This blog post originally appeared on the European Foundation Centre website.
One early morning in August 1990, Mott Foundation Chairman Bill White was on a tour bus in Krakow, Poland, while attending the Johns Hopkins Second Annual International Fellows in Philanthropy Conference. The trip was delayed, and he was stretched out on a pile of luggage in the back of the bus, trying to get some sleep. According to Bill, John Richardson was regaling the bus about a new organisation he was leading that would become the European Foundation Centre (EFC). John was doing a bit of impromptu fundraising for the EFC, which he said would bring together all of Europe. Persuaded by the vision — and in need of a little peace and quiet — Bill agreed to support the idea, and a decades-long partnership was born.
I’ve heard this story many times over the years, and while I wasn’t on that bus, I can absolutely picture this entertaining exchange. Although Bill claims he just wanted John to stop talking so he could sleep, I have no doubt he was earnest about his eagerness to help John realize his vision for the EFC. He’s always been very passionate about the need for and importance of strong, effective infrastructure for philanthropy. Bill had been around when the 1969 U.S. Tax Act was passed, which fundamentally changed the way U.S. foundations could operate. That experience underscored how vulnerable the philanthropy sector could be without strong infrastructure that could bring foundations together in common cause to learn, develop best practices and — most important — advocate on behalf of the sector. Today, with so many attacks and threats to philanthropy in countries around the world, the need for a resilient infrastructure is clearer than ever.
As we mark 30 years since the birth of the EFC and the fall of communism in Europe, we can also reflect on our own institutional history and the evolution of the Mott Foundation’s Civil Society program. In that same year, Mott launched its grantmaking to Central and Eastern Europe (CEE) and Russia.

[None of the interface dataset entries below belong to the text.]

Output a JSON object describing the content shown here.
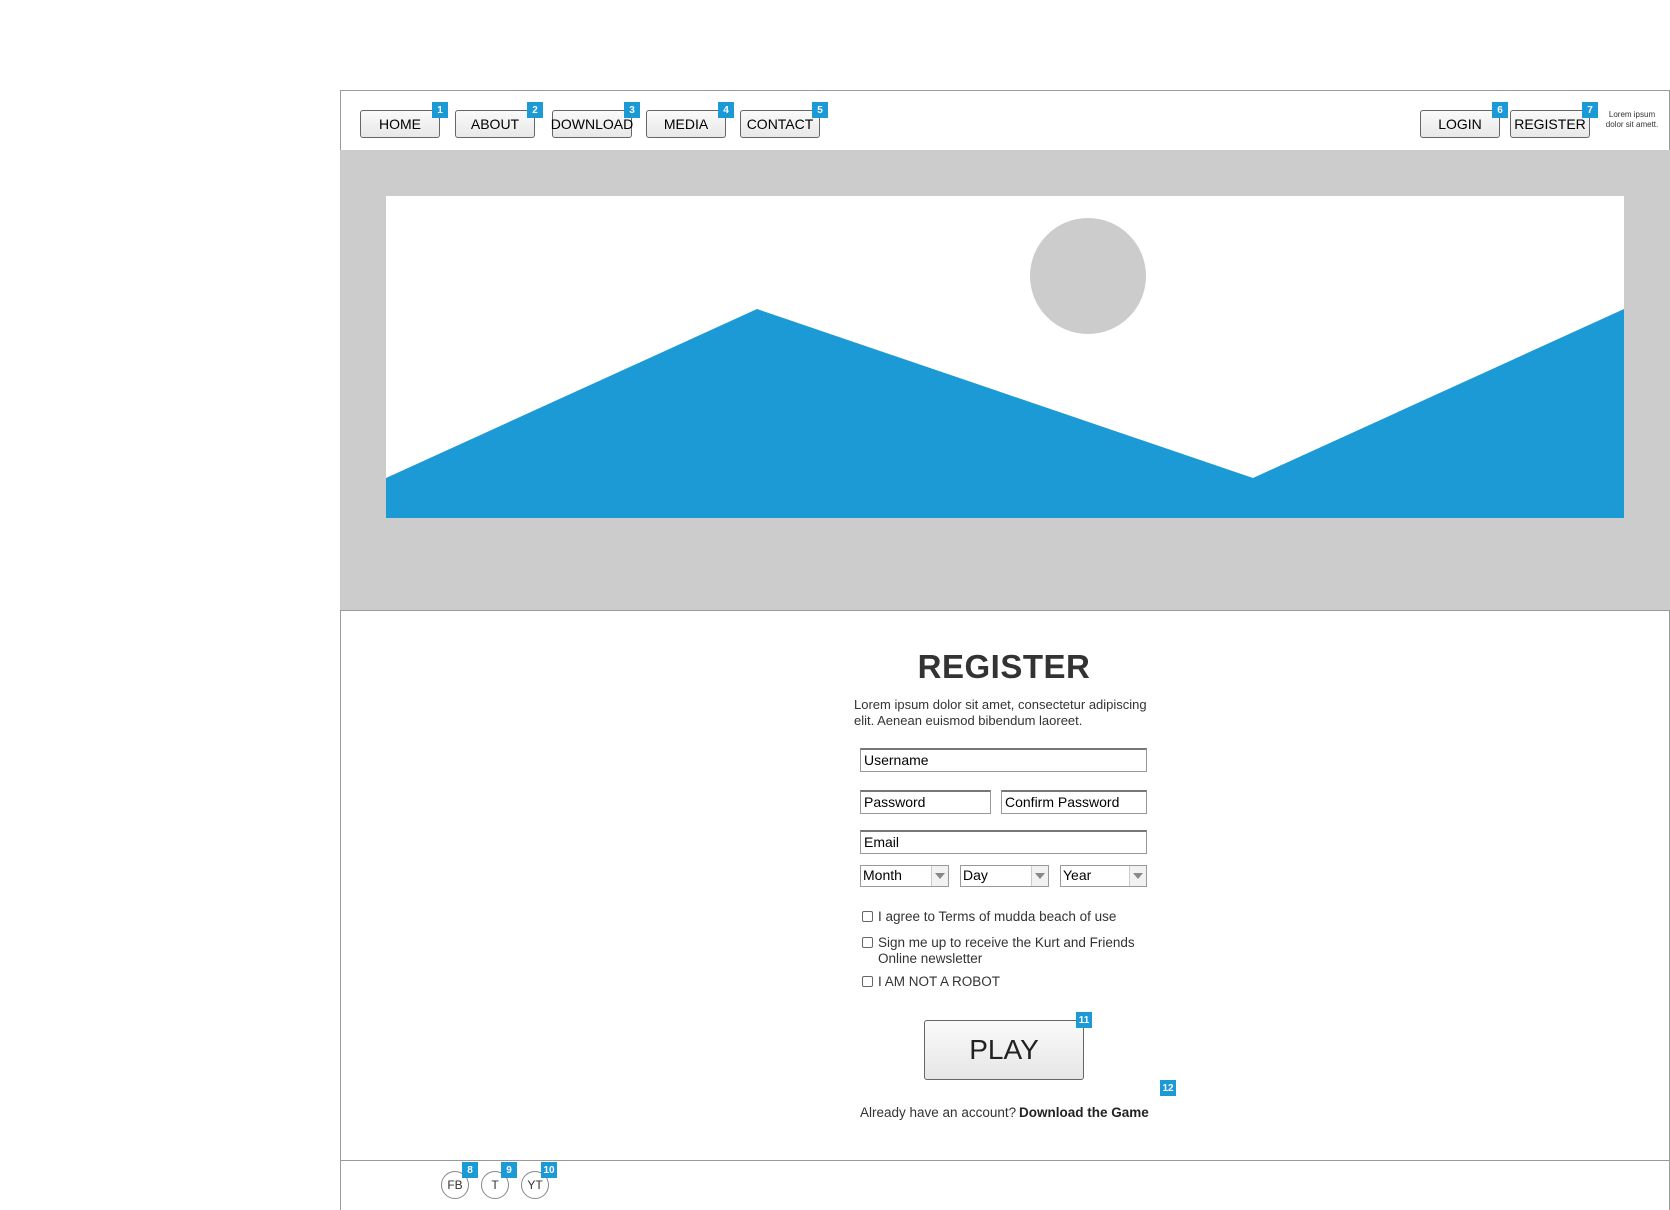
{
  "nav": {
    "home": "HOME",
    "about": "ABOUT",
    "download": "DOWNLOAD",
    "media": "MEDIA",
    "contact": "CONTACT",
    "login": "LOGIN",
    "register": "REGISTER",
    "note": "Lorem ipsum dolor sit amett."
  },
  "hero": {
    "image_icon": "landscape-placeholder-icon",
    "accent_color": "#1b9ad6",
    "background_color": "#cccccc"
  },
  "form": {
    "title": "REGISTER",
    "description": "Lorem ipsum dolor sit amet, consectetur adipiscing elit. Aenean euismod bibendum laoreet.",
    "username": "Username",
    "password": "Password",
    "confirm_password": "Confirm Password",
    "email": "Email",
    "month": "Month",
    "day": "Day",
    "year": "Year",
    "check_terms": "I agree to Terms of mudda beach of use",
    "check_newsletter": "Sign me up to receive the Kurt and Friends Online newsletter",
    "check_robot": "I AM NOT A ROBOT",
    "play": "PLAY",
    "already": "Already have an account?",
    "download_link": "Download the Game"
  },
  "footer": {
    "fb": "FB",
    "t": "T",
    "yt": "YT"
  },
  "badges": [
    "1",
    "2",
    "3",
    "4",
    "5",
    "6",
    "7",
    "8",
    "9",
    "10",
    "11",
    "12"
  ]
}
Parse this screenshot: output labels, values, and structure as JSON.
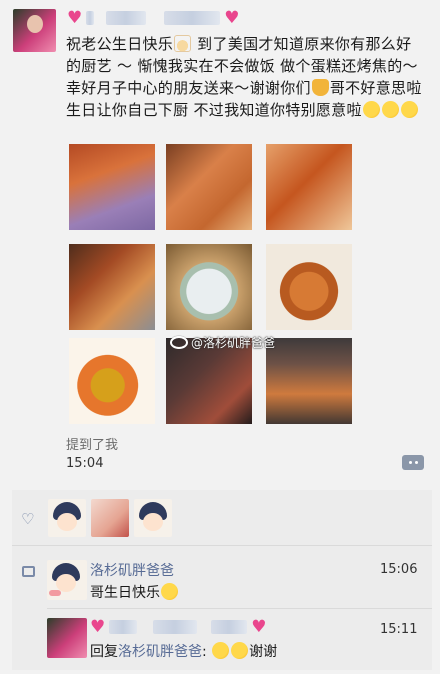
{
  "post": {
    "text_parts": [
      "祝老公生日快乐",
      " 到了美国才知道原来你有那么好的厨艺 ～ 惭愧我实在不会做饭 做个蛋糕还烤焦的～幸好月子中心的朋友送来～谢谢你们",
      "哥不好意思啦 生日让你自己下厨 不过我知道你特别愿意啦"
    ],
    "emoji": {
      "cake": "birthday-cake-emoji",
      "cat": "cat-emoji",
      "kiss": "kissing-face-emoji"
    },
    "watermark": "@洛杉矶胖爸爸",
    "mention": "提到了我",
    "time": "15:04"
  },
  "likes": {
    "icon": "heart-outline-icon"
  },
  "comments": [
    {
      "name": "洛杉矶胖爸爸",
      "time": "15:06",
      "text": "哥生日快乐"
    },
    {
      "time": "15:11",
      "reply_prefix": "回复",
      "reply_to": "洛杉矶胖爸爸",
      "reply_sep": ":",
      "text": "谢谢"
    }
  ],
  "colors": {
    "link": "#576b95",
    "heart": "#e9468d",
    "background": "#f2f2f2",
    "feedback_bg": "#ececec"
  }
}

The energy and enthusiasm that accompanied the fall of the Berlin Wall radiated throughout the philanthropic world and represented a historic opportunity for us to step up and partner with European philanthropy leaders to help foster civil society in CEE.
Supporting the EFC offered an opportunity for Mott to share our experiences and help the evolving European philanthropy sector start on strong footing — but it certainly wasn’t a one-sided deal. Bill knew EFC could be a critical partner to an American foundation looking to work in the region. Afterall, if we were going to be effective, we would need to learn all we could from our European counterparts, and EFC provided the needed space to forge those connections that would lead to successful philanthropic partnerships.
That chance meeting in Poland led to several fruitful partnerships that sparked innovation and encouraged solidarity with nonprofits and foundations in CEE. From the Orpheus Programme, which offered essential early technical assistance to emerging associations and support organisations throughout the region, to a small interest group that grew to become Grantmakers East Forum, EFC has shared knowledge, built capacity, and provided a vital cross-border platform for not only European — but also global philanthropy.
Looking ahead toward the next 30 years and beyond, strong partnership and collaboration will be more important than ever as we face the challenges ahead. The same sense of solidarity and connectedness that helped build and strengthen civil society in post-Cold War Europe, will be needed to push back on threats against the vibrant, open space for civic engagement that we’ve worked so hard to create.
We know all too well the pressure facing civil society in the United States, Europe, and communities and societies around the world. Philanthropies cannot take for granted our right to exist, the ability to do the work we do or the kind of trust we want others to invest in us. Which is why Mott remains focused on strengthening the advocacy efforts of EFC and other key global infrastructure organisations with the same enthusiasm Bill and John had in the early days. After all, we’d never want to see a world where civil society fades away because we didn’t do all we could to protect it.